[Data extracted from a collection]
::::

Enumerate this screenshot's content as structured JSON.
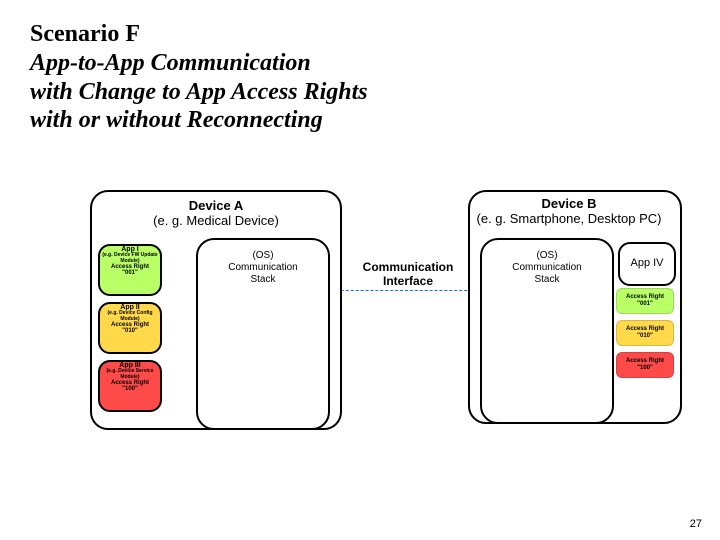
{
  "title": {
    "line1": "Scenario F",
    "line2": "App-to-App Communication",
    "line3": "with Change to App Access Rights",
    "line4": "with or without Reconnecting"
  },
  "deviceA": {
    "name": "Device A",
    "example": "(e. g. Medical Device)",
    "stack": {
      "l1": "(OS)",
      "l2": "Communication",
      "l3": "Stack"
    },
    "apps": [
      {
        "name": "App I",
        "sub": "(e.g. Device FW Update Module)",
        "ar_label": "Access Right",
        "ar_val": "\"001\""
      },
      {
        "name": "App II",
        "sub": "(e.g. Device Config Module)",
        "ar_label": "Access Right",
        "ar_val": "\"010\""
      },
      {
        "name": "App III",
        "sub": "(e.g. Device Service Module)",
        "ar_label": "Access Right",
        "ar_val": "\"100\""
      }
    ]
  },
  "deviceB": {
    "name": "Device B",
    "example": "(e. g. Smartphone, Desktop PC)",
    "stack": {
      "l1": "(OS)",
      "l2": "Communication",
      "l3": "Stack"
    },
    "app": {
      "name": "App IV"
    },
    "rights": [
      {
        "ar_label": "Access Right",
        "ar_val": "\"001\""
      },
      {
        "ar_label": "Access Right",
        "ar_val": "\"010\""
      },
      {
        "ar_label": "Access Right",
        "ar_val": "\"100\""
      }
    ]
  },
  "comm_interface": {
    "l1": "Communication",
    "l2": "Interface"
  },
  "page_number": "27"
}
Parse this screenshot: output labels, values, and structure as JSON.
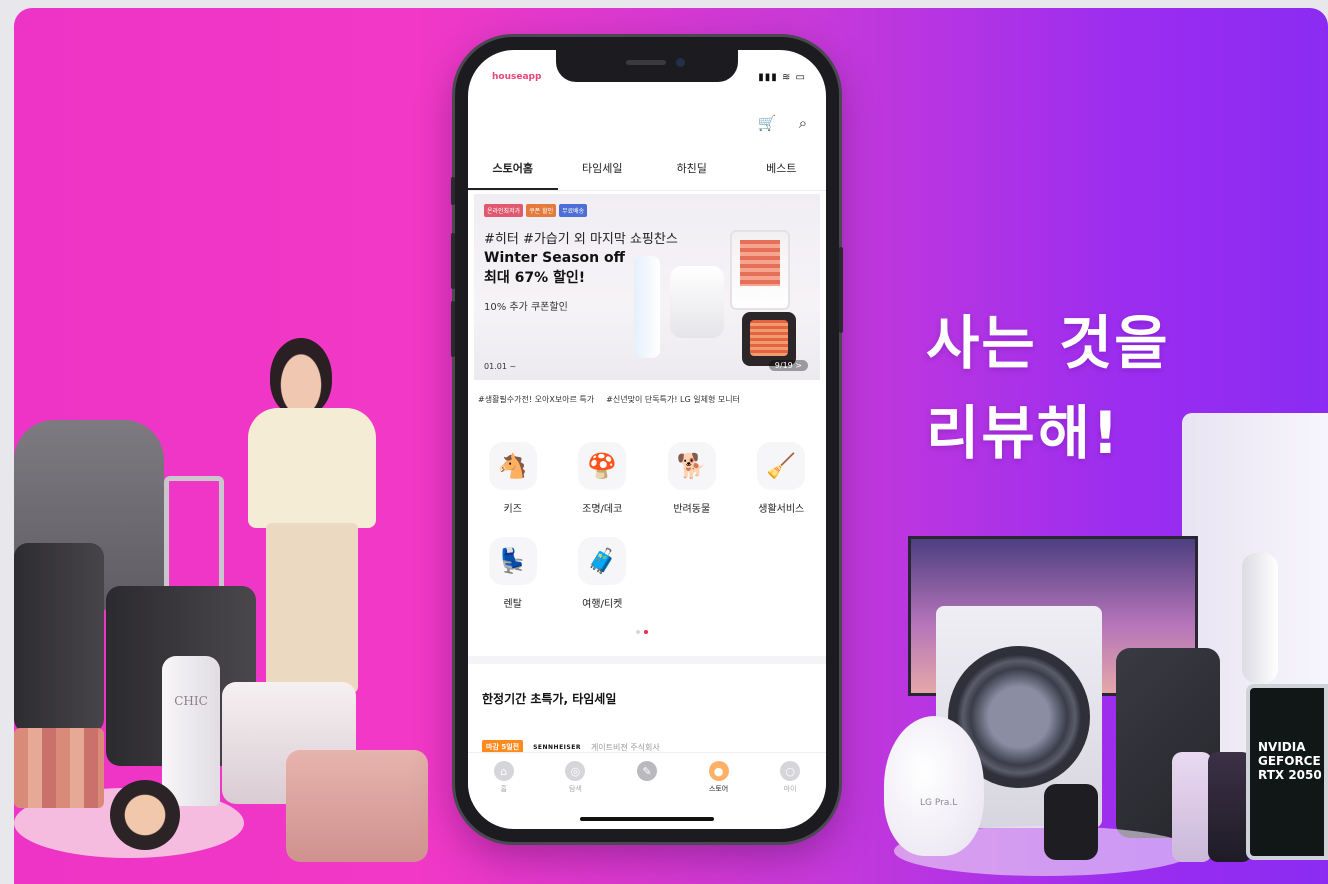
{
  "headline": {
    "line1": "사는 것을",
    "line2": "리뷰해!"
  },
  "decor": {
    "bottle_label": "CHIC",
    "hairdryer_label": "LG Pra.L",
    "laptop_line1": "NVIDIA",
    "laptop_line2": "GEFORCE",
    "laptop_line3": "RTX 2050"
  },
  "phone": {
    "app_logo": "houseapp",
    "status_icons": "▮▮▮ ≋ ▭",
    "top_icons": {
      "cart": "🛒",
      "search": "⌕"
    },
    "tabs": [
      {
        "label": "스토어홈",
        "active": true
      },
      {
        "label": "타임세일"
      },
      {
        "label": "하친딜"
      },
      {
        "label": "베스트"
      }
    ],
    "banner": {
      "tags": [
        {
          "label": "온라인최저가",
          "color": "#e0596e"
        },
        {
          "label": "쿠폰 할인",
          "color": "#e47b3d"
        },
        {
          "label": "무료배송",
          "color": "#4c6fd6"
        }
      ],
      "hash_line": "#히터 #가습기 외 마지막 쇼핑찬스",
      "title_line1": "Winter Season off",
      "title_line2": "최대 67% 할인!",
      "subtitle": "10% 추가 쿠폰할인",
      "date": "01.01 ~",
      "counter": "9/19 >"
    },
    "hashtags": [
      "#생활필수가전! 오아X보아르 특가",
      "#신년맞이 단독특가! LG 일체형 모니터"
    ],
    "categories": [
      {
        "label": "키즈",
        "icon": "🐴"
      },
      {
        "label": "조명/데코",
        "icon": "🍄"
      },
      {
        "label": "반려동물",
        "icon": "🐕"
      },
      {
        "label": "생활서비스",
        "icon": "🧹"
      },
      {
        "label": "렌탈",
        "icon": "💺"
      },
      {
        "label": "여행/티켓",
        "icon": "🧳"
      }
    ],
    "section_title": "한정기간 초특가, 타임세일",
    "deal": {
      "badge": "마감 5일전",
      "brand": "SENNHEISER",
      "seller": "게이트비젼 주식회사"
    },
    "bottom_nav": [
      {
        "label": "홈",
        "icon": "⌂"
      },
      {
        "label": "탐색",
        "icon": "◎"
      },
      {
        "label": "",
        "icon": "✎",
        "pen": true
      },
      {
        "label": "스토어",
        "icon": "●",
        "active": true
      },
      {
        "label": "마이",
        "icon": "○"
      }
    ]
  }
}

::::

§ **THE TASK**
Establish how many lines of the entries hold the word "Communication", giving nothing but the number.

§ **EXPECTED ANSWER**
4